==== Entries supplied ====

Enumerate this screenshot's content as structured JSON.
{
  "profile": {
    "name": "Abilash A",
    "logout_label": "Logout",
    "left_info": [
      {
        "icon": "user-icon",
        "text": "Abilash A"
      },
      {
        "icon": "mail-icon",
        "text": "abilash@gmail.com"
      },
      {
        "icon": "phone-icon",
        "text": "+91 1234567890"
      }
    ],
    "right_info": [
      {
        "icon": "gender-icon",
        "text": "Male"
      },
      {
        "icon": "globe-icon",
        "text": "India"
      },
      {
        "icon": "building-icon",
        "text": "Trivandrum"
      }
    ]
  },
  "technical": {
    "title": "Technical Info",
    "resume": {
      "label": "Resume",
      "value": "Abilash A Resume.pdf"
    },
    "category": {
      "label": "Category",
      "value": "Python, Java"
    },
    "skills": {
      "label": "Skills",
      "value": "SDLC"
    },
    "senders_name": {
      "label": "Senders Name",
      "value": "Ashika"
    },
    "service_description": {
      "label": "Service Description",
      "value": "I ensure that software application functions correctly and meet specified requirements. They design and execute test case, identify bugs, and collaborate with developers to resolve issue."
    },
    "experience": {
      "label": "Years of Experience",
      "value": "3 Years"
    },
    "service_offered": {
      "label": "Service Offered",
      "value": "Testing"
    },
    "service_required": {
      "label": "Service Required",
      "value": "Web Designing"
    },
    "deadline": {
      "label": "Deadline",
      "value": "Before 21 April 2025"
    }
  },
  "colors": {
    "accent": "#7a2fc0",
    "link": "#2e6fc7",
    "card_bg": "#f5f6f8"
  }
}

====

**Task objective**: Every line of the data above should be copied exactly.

**Result**:
Enumerate this screenshot's content as structured JSON.
{
  "profile": {
    "name": "Abilash A",
    "logout_label": "Logout",
    "left_info": [
      {
        "icon": "user-icon",
        "text": "Abilash A"
      },
      {
        "icon": "mail-icon",
        "text": "abilash@gmail.com"
      },
      {
        "icon": "phone-icon",
        "text": "+91 1234567890"
      }
    ],
    "right_info": [
      {
        "icon": "gender-icon",
        "text": "Male"
      },
      {
        "icon": "globe-icon",
        "text": "India"
      },
      {
        "icon": "building-icon",
        "text": "Trivandrum"
      }
    ]
  },
  "technical": {
    "title": "Technical Info",
    "resume": {
      "label": "Resume",
      "value": "Abilash A Resume.pdf"
    },
    "category": {
      "label": "Category",
      "value": "Python, Java"
    },
    "skills": {
      "label": "Skills",
      "value": "SDLC"
    },
    "senders_name": {
      "label": "Senders Name",
      "value": "Ashika"
    },
    "service_description": {
      "label": "Service Description",
      "value": "I ensure that software application functions correctly and meet specified requirements. They design and execute test case, identify bugs, and collaborate with developers to resolve issue."
    },
    "experience": {
      "label": "Years of Experience",
      "value": "3 Years"
    },
    "service_offered": {
      "label": "Service Offered",
      "value": "Testing"
    },
    "service_required": {
      "label": "Service Required",
      "value": "Web Designing"
    },
    "deadline": {
      "label": "Deadline",
      "value": "Before 21 April 2025"
    }
  },
  "colors": {
    "accent": "#7a2fc0",
    "link": "#2e6fc7",
    "card_bg": "#f5f6f8"
  }
}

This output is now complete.